Data sonification means representing data as non-speech sound. The basic principles are similar to visualisation, but where visualisations use elements such as lines, shapes, and colours, sonification relies on sound properties such as volume, pitch, and rhythm.
Visibility remained extremely low in New Delhi and NCR on November 4 morning even as smog after Diwali continues choking the capital. This year, India’s air quality was among the world’s worst.
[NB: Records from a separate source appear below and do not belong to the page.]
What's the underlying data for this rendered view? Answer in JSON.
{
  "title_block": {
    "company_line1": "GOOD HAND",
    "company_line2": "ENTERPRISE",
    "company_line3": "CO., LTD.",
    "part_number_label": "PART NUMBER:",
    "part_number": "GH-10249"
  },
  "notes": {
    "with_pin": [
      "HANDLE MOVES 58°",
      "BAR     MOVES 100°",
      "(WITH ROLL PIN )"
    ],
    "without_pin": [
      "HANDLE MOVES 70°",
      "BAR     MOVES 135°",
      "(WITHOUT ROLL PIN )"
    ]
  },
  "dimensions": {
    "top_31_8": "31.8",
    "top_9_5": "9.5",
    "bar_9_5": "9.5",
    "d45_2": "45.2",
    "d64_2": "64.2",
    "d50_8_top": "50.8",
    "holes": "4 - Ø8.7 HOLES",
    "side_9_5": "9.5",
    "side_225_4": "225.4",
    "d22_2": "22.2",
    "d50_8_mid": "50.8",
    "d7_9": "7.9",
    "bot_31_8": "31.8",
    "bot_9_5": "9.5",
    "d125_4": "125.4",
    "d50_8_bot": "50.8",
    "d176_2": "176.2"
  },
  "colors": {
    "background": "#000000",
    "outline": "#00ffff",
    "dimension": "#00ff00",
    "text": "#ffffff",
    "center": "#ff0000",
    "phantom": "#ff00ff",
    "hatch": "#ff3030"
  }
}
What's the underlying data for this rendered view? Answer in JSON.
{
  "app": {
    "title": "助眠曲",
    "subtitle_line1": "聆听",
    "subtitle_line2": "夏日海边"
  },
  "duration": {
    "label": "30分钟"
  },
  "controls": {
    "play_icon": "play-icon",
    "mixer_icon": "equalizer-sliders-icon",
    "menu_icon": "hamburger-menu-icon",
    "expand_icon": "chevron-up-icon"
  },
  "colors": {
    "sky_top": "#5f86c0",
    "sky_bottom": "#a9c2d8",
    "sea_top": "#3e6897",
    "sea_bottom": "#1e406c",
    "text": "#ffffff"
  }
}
Furthermore, it was 40-100 per cent worse in five north Indian cities than at the same time the preceding year, according to global air pollution data.
In this experiment, we took the last ten days' data from Delhi, Varanasi and Patna's Air Quality Index (AQI). For example, on October 23, 2016 – one week before Diwali – Varanasi recorded a 24-hour average pm 2.5 level of 96 µg/m³, nearly half the level recorded last year.
Similarly, average pollution levels in Agra and Delhi were 38 per cent and 30 per cent lower respectively, than those recorded on the corresponding day in 2015 (November 4, 2015). Lucknow was 11 per cent less polluted this year, while only Patna recorded 38 per cent higher levels, compared to 2015.
We examined the average of each city's AQI before and after Diwali and this is what we found:
|Delhi, Patna and Varanasi's Air Quality Index- before and after Diwali.|
Wondering how this would sound through musical notes? Listen here:
High amplitude denotes the record high AQI in each city.